Start of Data extracts

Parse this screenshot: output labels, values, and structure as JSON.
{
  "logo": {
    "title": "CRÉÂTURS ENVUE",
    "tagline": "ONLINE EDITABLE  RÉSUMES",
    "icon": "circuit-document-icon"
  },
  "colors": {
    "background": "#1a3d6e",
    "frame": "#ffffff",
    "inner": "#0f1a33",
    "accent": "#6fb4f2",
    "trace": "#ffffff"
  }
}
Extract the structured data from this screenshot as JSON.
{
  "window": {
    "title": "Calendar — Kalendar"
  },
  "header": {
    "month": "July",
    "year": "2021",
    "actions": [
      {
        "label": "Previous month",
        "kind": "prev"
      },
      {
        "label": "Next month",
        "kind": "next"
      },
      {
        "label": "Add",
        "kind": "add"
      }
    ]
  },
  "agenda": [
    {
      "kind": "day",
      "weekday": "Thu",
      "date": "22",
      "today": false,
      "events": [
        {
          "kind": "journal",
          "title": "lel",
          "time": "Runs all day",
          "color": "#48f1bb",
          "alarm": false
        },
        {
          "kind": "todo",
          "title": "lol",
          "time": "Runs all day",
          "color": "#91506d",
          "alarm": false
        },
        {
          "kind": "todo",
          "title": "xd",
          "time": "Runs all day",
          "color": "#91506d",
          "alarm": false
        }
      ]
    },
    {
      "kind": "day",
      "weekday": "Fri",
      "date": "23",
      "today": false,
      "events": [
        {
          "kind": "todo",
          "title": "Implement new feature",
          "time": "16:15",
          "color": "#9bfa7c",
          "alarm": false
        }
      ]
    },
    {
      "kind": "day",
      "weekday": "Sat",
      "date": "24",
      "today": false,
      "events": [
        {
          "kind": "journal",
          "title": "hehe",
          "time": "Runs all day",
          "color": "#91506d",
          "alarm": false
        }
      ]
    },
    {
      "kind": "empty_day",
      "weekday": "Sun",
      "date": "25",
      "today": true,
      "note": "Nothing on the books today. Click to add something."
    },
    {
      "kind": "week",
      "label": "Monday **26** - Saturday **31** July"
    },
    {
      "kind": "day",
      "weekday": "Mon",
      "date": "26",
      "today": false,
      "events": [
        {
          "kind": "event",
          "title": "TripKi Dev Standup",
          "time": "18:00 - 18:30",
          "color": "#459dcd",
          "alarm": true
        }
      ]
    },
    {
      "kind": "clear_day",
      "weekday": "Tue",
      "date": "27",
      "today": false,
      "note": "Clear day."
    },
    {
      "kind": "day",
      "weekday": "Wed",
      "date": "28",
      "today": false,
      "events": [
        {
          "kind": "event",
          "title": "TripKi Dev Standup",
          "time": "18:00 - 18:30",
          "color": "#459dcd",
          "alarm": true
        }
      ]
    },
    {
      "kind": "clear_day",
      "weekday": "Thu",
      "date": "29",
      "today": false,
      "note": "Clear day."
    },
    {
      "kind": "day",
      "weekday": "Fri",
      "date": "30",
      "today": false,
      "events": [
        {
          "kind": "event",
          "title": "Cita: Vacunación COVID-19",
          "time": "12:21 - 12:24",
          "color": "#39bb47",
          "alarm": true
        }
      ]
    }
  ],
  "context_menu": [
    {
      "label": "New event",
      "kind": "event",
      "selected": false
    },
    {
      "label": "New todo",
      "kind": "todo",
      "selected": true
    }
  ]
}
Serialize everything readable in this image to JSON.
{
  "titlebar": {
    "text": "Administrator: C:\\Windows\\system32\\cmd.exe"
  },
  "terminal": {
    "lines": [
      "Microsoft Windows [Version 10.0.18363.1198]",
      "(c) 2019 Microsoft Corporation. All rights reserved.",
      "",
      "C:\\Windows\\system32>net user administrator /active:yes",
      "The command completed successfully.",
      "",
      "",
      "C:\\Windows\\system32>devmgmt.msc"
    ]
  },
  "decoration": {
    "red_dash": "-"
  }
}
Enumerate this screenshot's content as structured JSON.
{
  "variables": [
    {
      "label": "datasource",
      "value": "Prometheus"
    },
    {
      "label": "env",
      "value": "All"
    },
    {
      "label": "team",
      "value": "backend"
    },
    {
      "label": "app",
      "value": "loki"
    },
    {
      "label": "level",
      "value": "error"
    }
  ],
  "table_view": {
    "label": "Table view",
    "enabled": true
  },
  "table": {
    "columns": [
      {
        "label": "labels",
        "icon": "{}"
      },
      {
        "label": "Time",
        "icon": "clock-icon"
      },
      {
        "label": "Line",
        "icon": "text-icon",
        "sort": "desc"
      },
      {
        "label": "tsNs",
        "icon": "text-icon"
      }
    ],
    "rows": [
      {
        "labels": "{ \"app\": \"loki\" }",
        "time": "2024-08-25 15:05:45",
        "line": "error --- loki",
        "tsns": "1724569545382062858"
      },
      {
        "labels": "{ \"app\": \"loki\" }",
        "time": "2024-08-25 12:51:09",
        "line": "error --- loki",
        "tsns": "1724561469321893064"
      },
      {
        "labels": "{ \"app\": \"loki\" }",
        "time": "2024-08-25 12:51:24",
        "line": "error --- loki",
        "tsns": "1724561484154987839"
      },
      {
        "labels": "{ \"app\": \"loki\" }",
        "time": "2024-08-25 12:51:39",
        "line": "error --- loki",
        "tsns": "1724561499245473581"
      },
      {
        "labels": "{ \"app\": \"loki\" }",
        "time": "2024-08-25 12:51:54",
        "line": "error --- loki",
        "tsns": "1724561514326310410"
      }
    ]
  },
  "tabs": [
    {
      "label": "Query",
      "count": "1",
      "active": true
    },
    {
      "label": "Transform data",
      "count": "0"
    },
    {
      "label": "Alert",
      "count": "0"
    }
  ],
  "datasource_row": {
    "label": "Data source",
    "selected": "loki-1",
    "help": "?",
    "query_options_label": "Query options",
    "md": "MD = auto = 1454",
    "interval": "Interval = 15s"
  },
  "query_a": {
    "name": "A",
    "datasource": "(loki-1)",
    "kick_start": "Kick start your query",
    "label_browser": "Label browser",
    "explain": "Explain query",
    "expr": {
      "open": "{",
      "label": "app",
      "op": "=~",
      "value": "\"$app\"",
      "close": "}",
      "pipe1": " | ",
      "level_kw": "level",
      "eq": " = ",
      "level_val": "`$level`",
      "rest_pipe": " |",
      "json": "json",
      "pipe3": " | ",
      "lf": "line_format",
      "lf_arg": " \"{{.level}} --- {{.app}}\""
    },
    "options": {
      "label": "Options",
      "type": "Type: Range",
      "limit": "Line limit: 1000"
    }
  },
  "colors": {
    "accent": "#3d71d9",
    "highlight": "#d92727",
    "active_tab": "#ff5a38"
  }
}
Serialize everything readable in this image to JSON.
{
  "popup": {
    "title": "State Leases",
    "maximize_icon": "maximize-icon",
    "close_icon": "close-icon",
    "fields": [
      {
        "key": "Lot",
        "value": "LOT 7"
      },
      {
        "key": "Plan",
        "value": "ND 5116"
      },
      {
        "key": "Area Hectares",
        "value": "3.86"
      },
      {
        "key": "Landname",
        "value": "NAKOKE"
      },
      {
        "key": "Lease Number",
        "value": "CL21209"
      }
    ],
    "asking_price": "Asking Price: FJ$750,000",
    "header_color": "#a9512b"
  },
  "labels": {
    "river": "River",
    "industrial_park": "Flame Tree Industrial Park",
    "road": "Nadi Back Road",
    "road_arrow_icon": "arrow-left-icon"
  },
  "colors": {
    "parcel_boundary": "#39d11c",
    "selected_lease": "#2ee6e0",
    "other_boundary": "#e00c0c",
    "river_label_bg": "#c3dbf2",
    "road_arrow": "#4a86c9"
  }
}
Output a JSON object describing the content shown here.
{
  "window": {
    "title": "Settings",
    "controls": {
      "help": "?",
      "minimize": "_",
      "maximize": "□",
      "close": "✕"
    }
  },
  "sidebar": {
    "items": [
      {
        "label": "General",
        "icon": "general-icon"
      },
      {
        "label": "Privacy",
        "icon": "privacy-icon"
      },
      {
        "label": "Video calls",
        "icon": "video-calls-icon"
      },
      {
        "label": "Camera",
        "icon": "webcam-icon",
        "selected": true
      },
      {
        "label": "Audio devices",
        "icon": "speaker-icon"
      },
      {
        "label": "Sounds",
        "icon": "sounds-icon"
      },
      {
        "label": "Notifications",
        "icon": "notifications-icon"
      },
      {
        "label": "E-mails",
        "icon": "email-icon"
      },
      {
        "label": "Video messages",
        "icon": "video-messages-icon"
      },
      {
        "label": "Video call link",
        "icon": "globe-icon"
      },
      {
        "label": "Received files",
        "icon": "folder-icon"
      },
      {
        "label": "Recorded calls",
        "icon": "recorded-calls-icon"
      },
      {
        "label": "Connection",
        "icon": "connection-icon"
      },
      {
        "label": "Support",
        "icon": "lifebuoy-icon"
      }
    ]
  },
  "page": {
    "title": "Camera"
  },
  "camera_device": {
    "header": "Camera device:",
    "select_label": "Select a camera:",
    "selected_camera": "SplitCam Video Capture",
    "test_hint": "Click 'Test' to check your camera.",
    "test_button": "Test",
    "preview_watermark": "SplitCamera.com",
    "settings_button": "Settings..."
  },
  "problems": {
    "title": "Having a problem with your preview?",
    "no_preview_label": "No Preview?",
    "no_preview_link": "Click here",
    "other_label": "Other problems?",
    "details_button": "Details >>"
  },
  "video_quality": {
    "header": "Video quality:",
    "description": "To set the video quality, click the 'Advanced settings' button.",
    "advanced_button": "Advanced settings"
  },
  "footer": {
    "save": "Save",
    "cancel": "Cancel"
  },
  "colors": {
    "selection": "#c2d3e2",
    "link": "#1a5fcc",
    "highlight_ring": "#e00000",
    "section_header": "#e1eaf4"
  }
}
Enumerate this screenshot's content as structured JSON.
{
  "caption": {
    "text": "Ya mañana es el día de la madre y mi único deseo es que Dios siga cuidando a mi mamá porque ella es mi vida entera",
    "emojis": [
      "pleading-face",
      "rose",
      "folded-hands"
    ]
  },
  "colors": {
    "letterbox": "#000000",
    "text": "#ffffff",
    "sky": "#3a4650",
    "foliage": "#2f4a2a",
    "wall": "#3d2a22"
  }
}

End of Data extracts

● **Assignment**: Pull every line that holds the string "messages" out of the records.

● **Your response**:
        "label": "Video messages",
        "icon": "video-messages-icon"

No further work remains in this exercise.